“Ultimately, General Dunford decided his service on the Cares Commission was incompatible with his other commitments,” one of the people said.


The Congressional Oversight Commission is tasked with overseeing the $500 billion Treasury and Federal Reserve fund created by the Cares Act to lend money to corporations, municipalities and others. It is modeled after a commission created to oversee the bailout fund created during the financial crisis a decade ago, which was chaired by then-law professor Elizabeth Warren.

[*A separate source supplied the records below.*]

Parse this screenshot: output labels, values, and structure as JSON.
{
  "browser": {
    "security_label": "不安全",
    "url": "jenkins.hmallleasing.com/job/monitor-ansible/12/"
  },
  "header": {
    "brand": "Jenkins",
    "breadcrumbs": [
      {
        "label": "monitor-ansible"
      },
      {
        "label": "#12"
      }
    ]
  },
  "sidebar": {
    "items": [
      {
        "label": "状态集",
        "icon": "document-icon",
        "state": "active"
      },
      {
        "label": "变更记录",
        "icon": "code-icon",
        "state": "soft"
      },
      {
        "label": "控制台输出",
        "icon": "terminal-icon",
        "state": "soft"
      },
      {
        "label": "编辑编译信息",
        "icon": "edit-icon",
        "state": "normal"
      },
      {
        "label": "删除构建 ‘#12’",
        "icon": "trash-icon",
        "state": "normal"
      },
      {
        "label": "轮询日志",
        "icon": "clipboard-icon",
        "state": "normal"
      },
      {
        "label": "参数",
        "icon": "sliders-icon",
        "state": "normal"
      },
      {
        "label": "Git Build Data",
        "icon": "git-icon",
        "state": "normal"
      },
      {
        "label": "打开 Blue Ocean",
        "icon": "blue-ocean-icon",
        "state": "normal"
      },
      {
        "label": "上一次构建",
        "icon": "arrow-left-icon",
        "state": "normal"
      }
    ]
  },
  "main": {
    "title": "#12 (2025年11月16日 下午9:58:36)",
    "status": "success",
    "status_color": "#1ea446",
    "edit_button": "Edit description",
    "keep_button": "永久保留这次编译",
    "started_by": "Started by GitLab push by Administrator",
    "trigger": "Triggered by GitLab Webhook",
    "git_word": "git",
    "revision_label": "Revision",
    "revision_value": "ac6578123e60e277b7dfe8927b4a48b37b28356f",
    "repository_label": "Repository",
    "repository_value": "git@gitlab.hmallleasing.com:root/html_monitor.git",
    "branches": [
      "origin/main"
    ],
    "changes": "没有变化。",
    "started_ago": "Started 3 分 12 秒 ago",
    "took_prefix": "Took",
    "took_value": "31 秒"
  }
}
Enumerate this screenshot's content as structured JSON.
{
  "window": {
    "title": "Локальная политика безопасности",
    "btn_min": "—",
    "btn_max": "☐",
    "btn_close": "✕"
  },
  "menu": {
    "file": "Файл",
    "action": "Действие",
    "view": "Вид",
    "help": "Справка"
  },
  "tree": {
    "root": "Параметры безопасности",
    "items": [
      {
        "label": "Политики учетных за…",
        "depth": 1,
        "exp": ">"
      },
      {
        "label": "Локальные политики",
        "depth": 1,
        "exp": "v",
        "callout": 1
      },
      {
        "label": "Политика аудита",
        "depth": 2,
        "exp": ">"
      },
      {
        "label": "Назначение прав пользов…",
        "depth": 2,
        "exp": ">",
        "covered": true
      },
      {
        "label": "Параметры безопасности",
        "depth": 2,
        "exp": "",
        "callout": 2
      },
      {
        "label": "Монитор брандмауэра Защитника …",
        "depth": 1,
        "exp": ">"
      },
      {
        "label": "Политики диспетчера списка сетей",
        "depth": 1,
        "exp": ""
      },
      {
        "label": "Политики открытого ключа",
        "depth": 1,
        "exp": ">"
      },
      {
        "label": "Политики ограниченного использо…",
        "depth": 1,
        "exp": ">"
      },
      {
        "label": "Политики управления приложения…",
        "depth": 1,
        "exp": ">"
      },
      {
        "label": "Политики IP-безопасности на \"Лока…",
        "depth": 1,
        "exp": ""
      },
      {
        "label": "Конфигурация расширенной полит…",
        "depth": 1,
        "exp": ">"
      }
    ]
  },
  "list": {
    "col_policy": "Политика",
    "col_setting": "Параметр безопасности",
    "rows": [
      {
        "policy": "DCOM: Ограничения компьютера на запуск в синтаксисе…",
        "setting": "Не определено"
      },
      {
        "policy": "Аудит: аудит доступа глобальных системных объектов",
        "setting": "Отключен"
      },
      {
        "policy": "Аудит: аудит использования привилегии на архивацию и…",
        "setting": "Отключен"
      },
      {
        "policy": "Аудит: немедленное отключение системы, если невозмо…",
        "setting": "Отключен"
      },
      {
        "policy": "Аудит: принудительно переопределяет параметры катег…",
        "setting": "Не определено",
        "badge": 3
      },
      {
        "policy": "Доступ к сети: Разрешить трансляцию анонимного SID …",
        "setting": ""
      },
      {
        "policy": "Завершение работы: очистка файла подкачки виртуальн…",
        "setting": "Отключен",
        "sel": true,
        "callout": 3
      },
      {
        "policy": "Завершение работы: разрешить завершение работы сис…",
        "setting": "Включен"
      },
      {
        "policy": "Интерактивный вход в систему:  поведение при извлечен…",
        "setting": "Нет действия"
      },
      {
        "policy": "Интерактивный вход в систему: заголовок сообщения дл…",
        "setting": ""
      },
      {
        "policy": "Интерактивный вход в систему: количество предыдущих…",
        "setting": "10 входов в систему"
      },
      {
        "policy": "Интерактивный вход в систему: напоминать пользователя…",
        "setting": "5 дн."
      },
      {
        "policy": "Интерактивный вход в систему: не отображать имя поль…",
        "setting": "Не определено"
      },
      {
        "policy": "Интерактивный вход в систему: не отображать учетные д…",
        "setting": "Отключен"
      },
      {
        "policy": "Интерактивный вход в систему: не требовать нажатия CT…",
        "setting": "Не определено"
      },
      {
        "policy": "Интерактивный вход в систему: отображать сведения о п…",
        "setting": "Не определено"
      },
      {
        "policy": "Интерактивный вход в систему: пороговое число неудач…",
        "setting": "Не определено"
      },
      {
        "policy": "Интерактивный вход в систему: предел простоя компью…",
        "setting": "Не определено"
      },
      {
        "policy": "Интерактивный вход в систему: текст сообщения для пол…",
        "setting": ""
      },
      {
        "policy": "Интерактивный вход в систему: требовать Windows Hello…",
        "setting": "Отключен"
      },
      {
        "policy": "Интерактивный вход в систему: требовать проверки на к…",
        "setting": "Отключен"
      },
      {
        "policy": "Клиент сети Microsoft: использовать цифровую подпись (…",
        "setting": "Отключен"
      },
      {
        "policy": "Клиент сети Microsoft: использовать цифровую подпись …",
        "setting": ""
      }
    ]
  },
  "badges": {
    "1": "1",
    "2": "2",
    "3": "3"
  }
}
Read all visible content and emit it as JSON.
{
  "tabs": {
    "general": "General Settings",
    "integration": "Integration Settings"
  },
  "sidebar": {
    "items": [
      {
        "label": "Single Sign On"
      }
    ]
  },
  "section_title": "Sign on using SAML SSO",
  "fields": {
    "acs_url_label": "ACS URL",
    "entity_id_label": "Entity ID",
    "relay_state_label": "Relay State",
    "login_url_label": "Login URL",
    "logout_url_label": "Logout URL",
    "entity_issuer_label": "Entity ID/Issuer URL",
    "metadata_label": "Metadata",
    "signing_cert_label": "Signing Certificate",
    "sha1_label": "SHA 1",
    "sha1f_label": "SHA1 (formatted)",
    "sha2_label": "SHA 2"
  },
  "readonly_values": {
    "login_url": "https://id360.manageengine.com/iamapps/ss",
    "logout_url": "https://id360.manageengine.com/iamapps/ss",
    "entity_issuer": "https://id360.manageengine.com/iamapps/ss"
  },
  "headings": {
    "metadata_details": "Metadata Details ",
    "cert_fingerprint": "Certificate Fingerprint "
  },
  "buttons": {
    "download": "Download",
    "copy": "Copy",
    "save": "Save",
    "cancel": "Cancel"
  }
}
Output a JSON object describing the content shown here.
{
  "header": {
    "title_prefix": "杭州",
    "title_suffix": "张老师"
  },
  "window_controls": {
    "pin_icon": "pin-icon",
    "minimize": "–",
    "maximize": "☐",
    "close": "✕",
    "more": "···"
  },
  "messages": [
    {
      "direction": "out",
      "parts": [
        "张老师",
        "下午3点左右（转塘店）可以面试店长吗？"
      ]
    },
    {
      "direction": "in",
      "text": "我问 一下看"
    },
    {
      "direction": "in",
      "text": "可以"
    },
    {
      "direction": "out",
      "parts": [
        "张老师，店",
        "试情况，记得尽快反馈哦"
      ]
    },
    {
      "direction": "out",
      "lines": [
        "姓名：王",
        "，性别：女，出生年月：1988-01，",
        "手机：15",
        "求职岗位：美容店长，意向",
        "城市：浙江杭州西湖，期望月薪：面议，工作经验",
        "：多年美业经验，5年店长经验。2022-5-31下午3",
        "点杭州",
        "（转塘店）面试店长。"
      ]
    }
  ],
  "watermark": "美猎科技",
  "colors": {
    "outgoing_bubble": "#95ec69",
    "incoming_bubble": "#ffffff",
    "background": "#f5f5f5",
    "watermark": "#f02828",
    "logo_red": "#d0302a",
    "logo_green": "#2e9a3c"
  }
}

The other four members were appointed by each of the top party leaders in Congress. They are Sen. Patrick J. Toomey (R-Pa.), appointed by McConnell; Rep. Donna Shalala (D-Fla.), appointed by Pelosi; Rep. French Hill (R-Ark.), appointed by House Minority Leader Kevin McCarthy (R-Calif.); and Bharat Ramamurti, who was appointed by Senate Minority Leader Charles E. Schumer (D-N.Y.) and is a former Warren aide.

Despite not having a chairman, the commission already has produced two monthly reports, as required by law, and is at work on a third. But the other commission members have been increasingly frustrated at not having a chairman, so they could hire staff members and operate more effectively.


It’s unclear whether there are other candidates or if the commission will have to continue without a leader. The situation underscores the challenges policymakers are facing as they try to set up oversight mechanisms for the government’s response to the pandemic and the $3 trillion of spending approved by Congress.

A spokesman for Dunford did not immediately respond to a request for comment.

Paul Sonne contributed to this report.

Keep In Touch

Please sign up below to receive my weekly newsletter and get the latest news and updates directly to your inbox.